I have no internet and no phone service this morning and I find this to be a gift. I would usually be online reading FB posts, wondering about my kids and worrying about the world as I read the NYtimes online. Instead I watch the snow on the rooftops and wonder why I am here.
I have learned of a job opportunity here in Albania that I would be great at. The American Chamber of Commerce needs an ED to network in Albania and the greater Balkan region. Networking is my happy place. I could move to Tirana, become important, live somewhere with heat, become important, know all the important people (this is one small country there aren’t that many). So I sit with the temptation. I signed up for two years Peace Corps but I am a volunteer for god’s sake. I feel I am doing little that is productive here in Pogradec.
And then I take the opposite side of the argument with myself. “Self” I say, “what about the girls here in Pogradec and the surrounding villages? The women who are talking about exercise if not actually doing it? And GLOW nationally? Who will mentor them?” Self replies, “Ha. You are not that important. And you are that cold.”
This dialogue happens in various forms every day “Why am I here?” versus “What would they do without me?” I go a few rounds and then end up playing solitaire or going for a walk. There is no resolution and the truth is somewhere in the middle which is not particularly dramatic or exciting. Balance has never been an aspiration of mine. This is Peace Corps.

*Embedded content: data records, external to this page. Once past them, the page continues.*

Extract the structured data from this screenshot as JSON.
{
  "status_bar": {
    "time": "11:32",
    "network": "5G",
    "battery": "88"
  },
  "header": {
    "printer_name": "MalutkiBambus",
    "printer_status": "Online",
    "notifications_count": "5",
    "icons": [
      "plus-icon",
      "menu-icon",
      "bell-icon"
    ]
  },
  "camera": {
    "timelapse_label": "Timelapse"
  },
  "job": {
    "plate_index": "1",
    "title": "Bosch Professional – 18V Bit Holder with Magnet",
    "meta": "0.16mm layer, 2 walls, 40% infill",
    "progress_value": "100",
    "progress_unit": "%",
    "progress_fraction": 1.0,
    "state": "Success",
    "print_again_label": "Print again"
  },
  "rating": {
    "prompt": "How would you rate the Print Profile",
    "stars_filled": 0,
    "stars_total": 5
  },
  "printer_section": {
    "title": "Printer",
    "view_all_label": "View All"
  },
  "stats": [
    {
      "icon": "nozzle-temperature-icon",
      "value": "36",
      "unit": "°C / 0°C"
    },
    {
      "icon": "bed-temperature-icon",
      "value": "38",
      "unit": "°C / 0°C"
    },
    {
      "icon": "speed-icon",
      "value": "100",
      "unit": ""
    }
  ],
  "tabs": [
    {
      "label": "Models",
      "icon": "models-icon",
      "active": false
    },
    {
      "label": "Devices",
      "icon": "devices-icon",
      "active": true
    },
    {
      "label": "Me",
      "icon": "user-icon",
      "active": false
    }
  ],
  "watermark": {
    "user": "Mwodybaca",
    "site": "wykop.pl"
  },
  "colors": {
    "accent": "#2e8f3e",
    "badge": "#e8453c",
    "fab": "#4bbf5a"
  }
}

The title of this blog, The Lone Pilgrim refers to St. Anthony of the Desert. He was a rich kid who gave up everything to live in a cave. He found that too luxurious and left the cave to wander the desert. Beset by demons, he finally asked them why they bother him as he does them no harm. The demon temptation takes on many forms. If it walks like a duck and quakes like a duck it is probably a temptation. And I am an ace at mixing and mangling metaphors!